But it would be wrong to reflect and remember only the Americans killed in our many wars. It would be callous and indifferent toward humanity to value American lives over the lives of all the civilians and other soldiers, both allies and enemies, who died in all our wars. They, too, should be remembered.
So I remember those, both civilians and combatants, who died at American hands – the Native Americans of this continent, and the people of Mexico, Nicaragua, El Salvador, Panama, Colombia, Bolivia, Chile, Vietnam, Cambodia, Laos, Korea, Indonesia, Philippines, Burma, China, Haiti, Cuba, Lebanon, Granada, Bosnia-Herzegovina, Somalia, Iraq, Afghanistan, Pakistan, Germany, Japan.
In World War II, civilian casualties in Dresden may have been 40,000 or more. The civilian casualties in Hiroshima reached 140,000; in Nagasaki, 80,000.
On this Memorial Day, I want to remember the sacrifice of all the human beings who have died in the creation, building, and expansion of America and its empire. It has been a terrible toll. It has left many Americans insensitive to the suffering that war causes. I fear that the ease with which we Americans have gone to war, particularly over the last fifty years, is an indication that we have lost our way as a moral example among the community of nations.
As a country, we have not suffered through war on our mainland (and here I do not intend to slight in the least those Americans bombed at Pearl Harbor, or the Native Americans driven from their ancestral lands) since our own Civil War. No one alive today has a personal remembrance of the horrors that were experienced by both the north and the south during the Civil War. For the last 150 years, we have exported our warring to other countries, sometimes when we had no choice, but most of the time to carry out policies to benefit perceived US interests. The ease with which George W. Bush led us to war in Iraq was frightening to me seven years ago and it remains frightening to me today.

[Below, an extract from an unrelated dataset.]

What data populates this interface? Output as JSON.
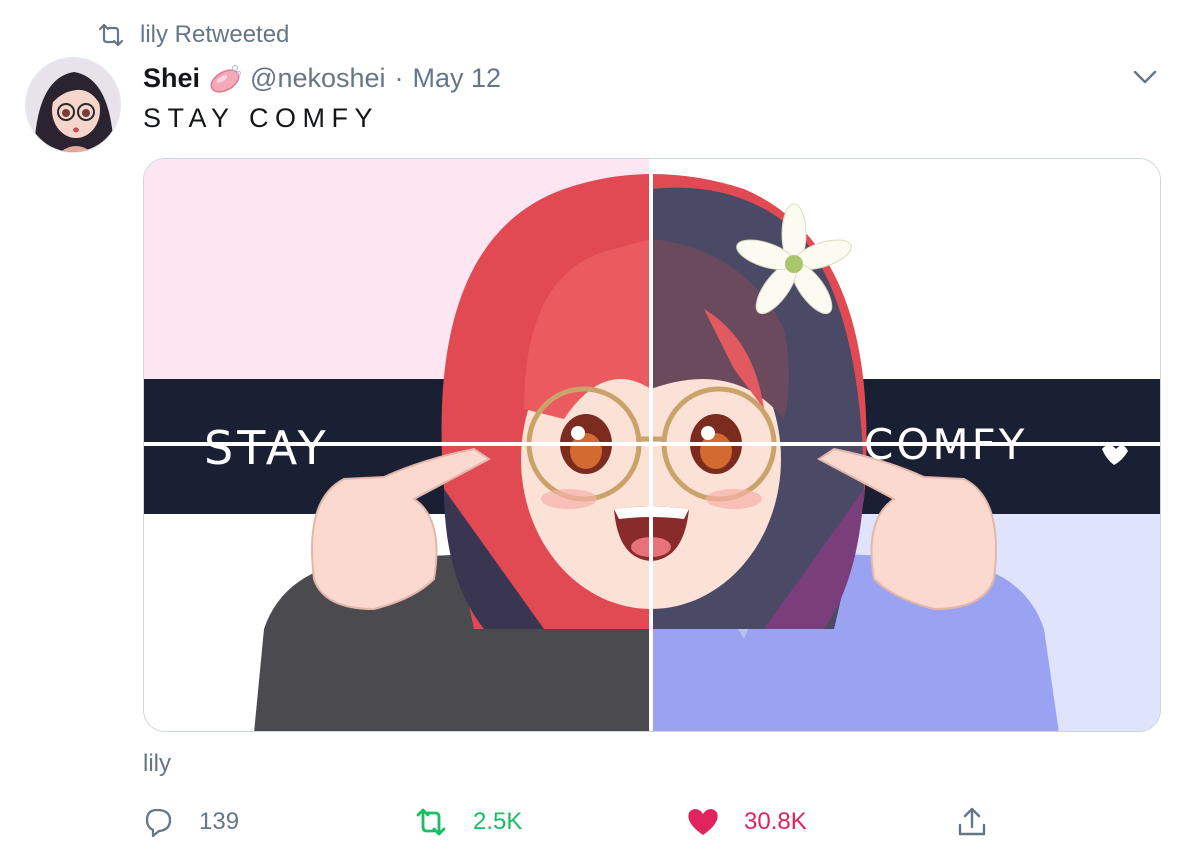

While the shock of the destruction of both the Oklahoma City bombing in 1995 and 9/11 had a sobering effect on most Americans, it was not war in any conventional sense. Terrorism in the United States, whether perpetrated by domestic or international actors, is not the same as war (though it can be a tactic used in war). It is frightening, but it does not interrupt and destroy the lives of an entire population as war does. It does not lay waste major cities.

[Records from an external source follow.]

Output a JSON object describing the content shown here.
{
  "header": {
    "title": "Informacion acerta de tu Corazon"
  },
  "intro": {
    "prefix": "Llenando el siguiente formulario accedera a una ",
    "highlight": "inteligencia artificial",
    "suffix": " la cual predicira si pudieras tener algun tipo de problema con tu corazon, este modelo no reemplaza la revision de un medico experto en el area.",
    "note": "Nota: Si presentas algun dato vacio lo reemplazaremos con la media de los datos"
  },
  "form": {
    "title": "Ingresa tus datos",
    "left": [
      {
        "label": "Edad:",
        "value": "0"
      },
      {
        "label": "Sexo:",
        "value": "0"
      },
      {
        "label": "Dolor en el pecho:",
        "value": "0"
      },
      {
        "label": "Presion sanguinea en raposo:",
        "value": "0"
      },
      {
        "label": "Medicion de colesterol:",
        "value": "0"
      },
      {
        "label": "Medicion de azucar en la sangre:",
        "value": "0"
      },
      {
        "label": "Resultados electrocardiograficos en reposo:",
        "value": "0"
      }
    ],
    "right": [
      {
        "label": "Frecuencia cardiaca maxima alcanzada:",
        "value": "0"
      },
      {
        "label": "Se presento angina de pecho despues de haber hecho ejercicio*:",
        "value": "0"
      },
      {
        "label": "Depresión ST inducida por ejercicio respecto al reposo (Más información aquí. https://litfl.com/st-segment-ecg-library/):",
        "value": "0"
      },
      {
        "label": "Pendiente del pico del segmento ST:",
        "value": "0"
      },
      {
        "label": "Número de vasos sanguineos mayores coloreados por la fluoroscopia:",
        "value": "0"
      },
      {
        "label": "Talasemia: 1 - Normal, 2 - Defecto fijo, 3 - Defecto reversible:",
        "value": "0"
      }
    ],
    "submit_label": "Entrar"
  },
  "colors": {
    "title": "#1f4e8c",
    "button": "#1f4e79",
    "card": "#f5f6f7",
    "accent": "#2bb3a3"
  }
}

This Memorial Day, I will remember all those everywhere who have suffered from war, especially those who died and those who have lived to remind us what war is like. One such person is my friend Margret Hofmann, a longtime Austin resident, who lived through World War II as a teenager in Germany, and who sent these thoughts to me in 2002:
“(M)y most devastating memories are those of the firebombings of Dresden on February 13-14, 1945. Three raids utterly destroyed this beautiful city, killing at least 35,000 people, possibly even more than twice as many. But not the guilty who perpetrated those horrendous atrocities on minorities, nor the leaders responsible for unleashing the war. They were hiding in sturdy bunkers. Instead, as in most bombing attacks the world over, the victims were children, were the old and the sick and were thousands of refugees. But, a war was raging, and all of us were the enemy.”
“The raids on Dresden were briefly mentioned in a few newspapers. No meticulous search for those who had perished could be carried out. Interment in mass graves took the place of dignified burials. There was no outpouring of generosity, no collection of toys for the surviving children, no financial compensation. Yes, we were promised extra rations of coffee and of meat. Three ounces each.”
“Again I am reminded of the (observation): ‘America, you are more fortunate than our old continent. Your fine buildings are not in ruins, not in ashes…’”
“Three of them are. Three too many, to be sure. And each life lost, anywhere in the world, is precious and is mourned by someone.”
This Memorial Day, may we all mourn and remember all who have died from war. And may that remembrance include a vow to put an end to the great engine of war that President Eisenhower called the military-industrial complex.
© Freethought San Marcos, Lamar W. HankinsEmail | Print